In summary, the authors found a significant difference between the expected performance and that which they observed; the performance difference only occurred when using four processors per node; there was a high variably in the performance from cycle to cycle; and the performance problems seemed to originate from the collective operations, especially in allreduce.
Surprisingly, making allreduce seven times faster had little effect on performance. Their investigation focused on the “noise” on each node. Noise was defined as periodic system activity not needed by the computation at hand. Based on the results of the analysis, they removed 10 daemons from each node, decreased the frequency of monitoring, and centralized some other cluster daemons. The changes doubled SAGE performance, close to their performance model predictions.
The overall finding bears repeating here:

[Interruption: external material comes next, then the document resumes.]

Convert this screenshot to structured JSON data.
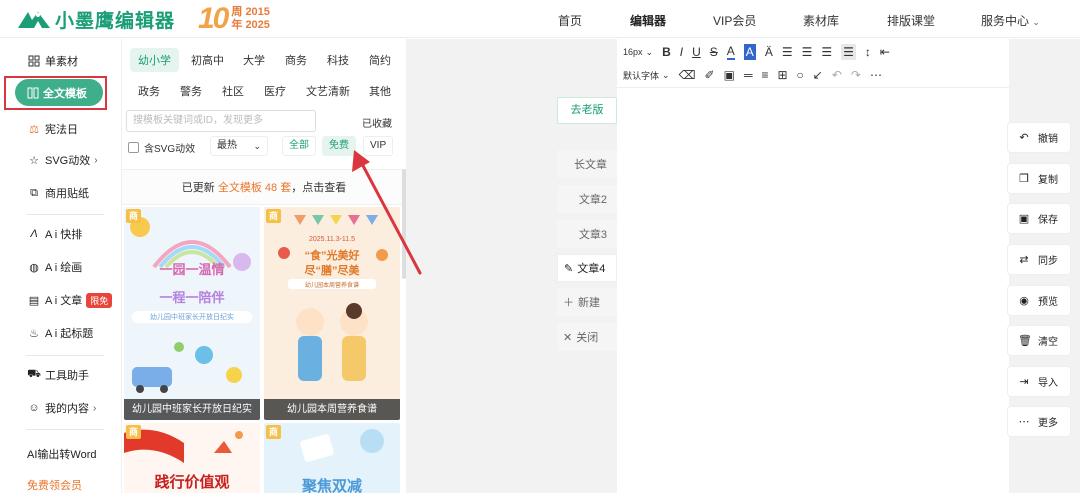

Substantial performance loss occurs when an application resonates with system noise. High frequency, fine-grained noise effects only fine-grained applications; low frequency, course-grained noise affects only course-grained applications.
Without any more detailed evidence, one could speculate that the same effect explains the Warewulf/ROCKS difference and why a minimalist approach may be best if performance is important for fine-grained codes. Indeed, looking at what is actually running on your nodes may be revealing and offer a simple optimization.
Edge Of the Envelope
In all fairness, there’s more work to be done to understand the “collective effects” that may develop on clusters. The move to “diskless booting” has allowed nodes to be easily tuned and still take advantage of a local disk drive.
Perhaps the real goal here is not so much the right way or the wrong way to build a cluster, but a flexible way that can address the many different needs facing users of both capability and capacity clusters, all the while remaining true to the spirit of the original Beowulf definition. I’ll talk more about this next month.
Of course, in hindsight, it all seems so simple. There are good reasons for both minimum and maximum provisioning of nodes. I can almost here the sound of one hand slapping my forehead as the obviousness of it all dances in front of me.
Douglas Eadline is the Senior HPC Editor for Linux Magazine.